Why do a film on the PAP when its story has been told so many times before? 'It is a compelling story,' he says.
So are they really rebels with a cause?
Says Mr See: 'There's definitely a purpose to what we're doing. I see it as lessening the climate of fear here.
'I want more film-makers like me to emerge, wanting to document the political scenes in Singapore.'
Saturday, September 6, 2008
Lawyer fails to get out of IMH
By Selina Lum
Sep 06 2008
A LAWYER sent to the Institute of Mental Health (IMH) for three weeks of psychiatric observation failed in a High Court bid on Friday to have himself released.
Shackled and handcuffed, M. Ravi spent more than an hour arguing his case from the dock, during which he revealed that an IMH psychiatrist diagnosed him as bipolar.
Ravi, 39, who often referred to himself in the third person, claimed his continued detention at IMH was unlawful.

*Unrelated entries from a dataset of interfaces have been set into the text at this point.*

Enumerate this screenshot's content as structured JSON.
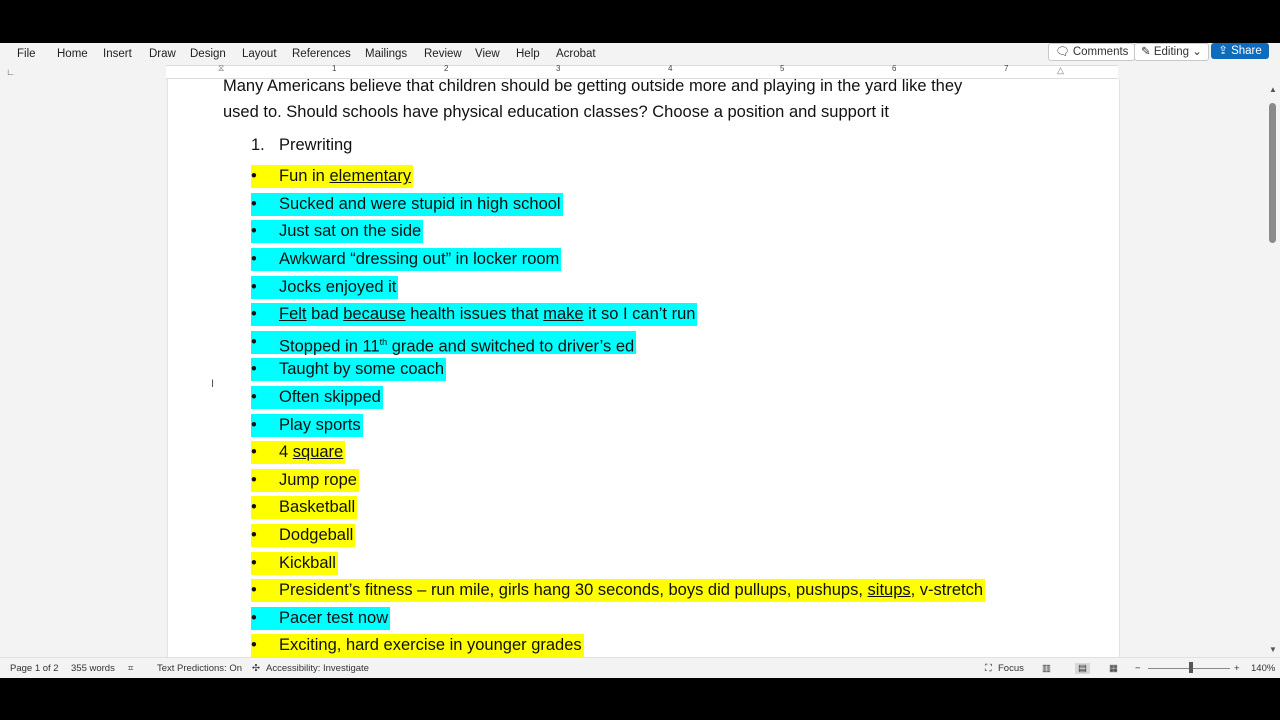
{
  "menu": {
    "items": [
      "File",
      "Home",
      "Insert",
      "Draw",
      "Design",
      "Layout",
      "References",
      "Mailings",
      "Review",
      "View",
      "Help",
      "Acrobat"
    ],
    "comments_label": "Comments",
    "editing_label": "Editing",
    "share_label": "Share"
  },
  "ruler": {
    "numbers": [
      "1",
      "2",
      "3",
      "4",
      "5",
      "6",
      "7"
    ]
  },
  "document": {
    "intro_line1": "Many Americans believe that children should be getting outside more and playing in the yard like they",
    "intro_line2": "used to. Should schools have physical education classes? Choose a position and support it",
    "list_number": "1.",
    "list_title": "Prewriting",
    "bullets": [
      {
        "parts": [
          {
            "t": "Fun in "
          },
          {
            "t": "elementary",
            "u": true
          }
        ],
        "highlight": "yellow"
      },
      {
        "parts": [
          {
            "t": "Sucked and were stupid in high school"
          }
        ],
        "highlight": "cyan"
      },
      {
        "parts": [
          {
            "t": "Just sat on the side"
          }
        ],
        "highlight": "cyan"
      },
      {
        "parts": [
          {
            "t": "Awkward “dressing out” in locker room"
          }
        ],
        "highlight": "cyan"
      },
      {
        "parts": [
          {
            "t": "Jocks enjoyed it"
          }
        ],
        "highlight": "cyan"
      },
      {
        "parts": [
          {
            "t": "Felt",
            "u": true
          },
          {
            "t": " bad "
          },
          {
            "t": "because",
            "u": true
          },
          {
            "t": " health issues that "
          },
          {
            "t": "make",
            "u": true
          },
          {
            "t": " it so I can’t run"
          }
        ],
        "highlight": "cyan"
      },
      {
        "parts": [
          {
            "t": "Stopped in 11"
          },
          {
            "t": "th",
            "sup": true
          },
          {
            "t": " grade and switched to driver’s ed"
          }
        ],
        "highlight": "cyan"
      },
      {
        "parts": [
          {
            "t": "Taught by some coach"
          }
        ],
        "highlight": "cyan"
      },
      {
        "parts": [
          {
            "t": "Often skipped"
          }
        ],
        "highlight": "cyan"
      },
      {
        "parts": [
          {
            "t": "Play sports"
          }
        ],
        "highlight": "cyan"
      },
      {
        "parts": [
          {
            "t": "4 "
          },
          {
            "t": "square",
            "u": true
          }
        ],
        "highlight": "yellow"
      },
      {
        "parts": [
          {
            "t": "Jump rope"
          }
        ],
        "highlight": "yellow"
      },
      {
        "parts": [
          {
            "t": "Basketball"
          }
        ],
        "highlight": "yellow"
      },
      {
        "parts": [
          {
            "t": "Dodgeball"
          }
        ],
        "highlight": "yellow"
      },
      {
        "parts": [
          {
            "t": "Kickball"
          }
        ],
        "highlight": "yellow"
      },
      {
        "parts": [
          {
            "t": "President’s fitness – run mile, girls hang 30 seconds, boys did pullups, pushups, "
          },
          {
            "t": "situps",
            "u": true
          },
          {
            "t": ", v-stretch"
          }
        ],
        "highlight": "yellow"
      },
      {
        "parts": [
          {
            "t": "Pacer test now"
          }
        ],
        "highlight": "cyan"
      },
      {
        "parts": [
          {
            "t": "Exciting, hard exercise in younger grades"
          }
        ],
        "highlight": "yellow"
      }
    ]
  },
  "status": {
    "page": "Page 1 of 2",
    "words": "355 words",
    "text_predictions": "Text Predictions: On",
    "accessibility": "Accessibility: Investigate",
    "focus": "Focus",
    "zoom": "140%"
  },
  "colors": {
    "highlight_yellow": "#ffff00",
    "highlight_cyan": "#00ffff",
    "share_blue": "#0f6cbd"
  }
}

'The petitioner M. Ravi is a passionate lawyer with a highly stressful practice,' he said. 'His detention is unprecedented.'
His arguments were rejected by Justice Tay Yong Kwang, who saw no reason to overturn the earlier orders of two district judges.
Ravi faces two criminal charges of disturbing a religious prayer session and harassment stemming from an incident at a Chinatown mosque last month.
He was sent to the IMH for observation on Aug 18. He was admitted under a provision that allows an accused person suspected to be of unsound mind to be detained for observation at a mental hospital for up to a month.
Thursday, September 4, 2008
Monday, September 1, 2008
Ravi argued that he had his own private psychiatrist since 2006 who was the best person to evaluate him. He and his lawyer, Violet Netto, requested that he be allowed to consult his own psychiatrist instead of further remand at IMH. However, the request was denied and the judge ruled that Ravi will be further remanded in the Institute of Mental Health (IMH) for another two weeks until September 15.
He also spoke of how he felt his treatment at IMH was very degrading and that he was not given any food for the first two days of his stay there. No one other than family members are allowed to visit him.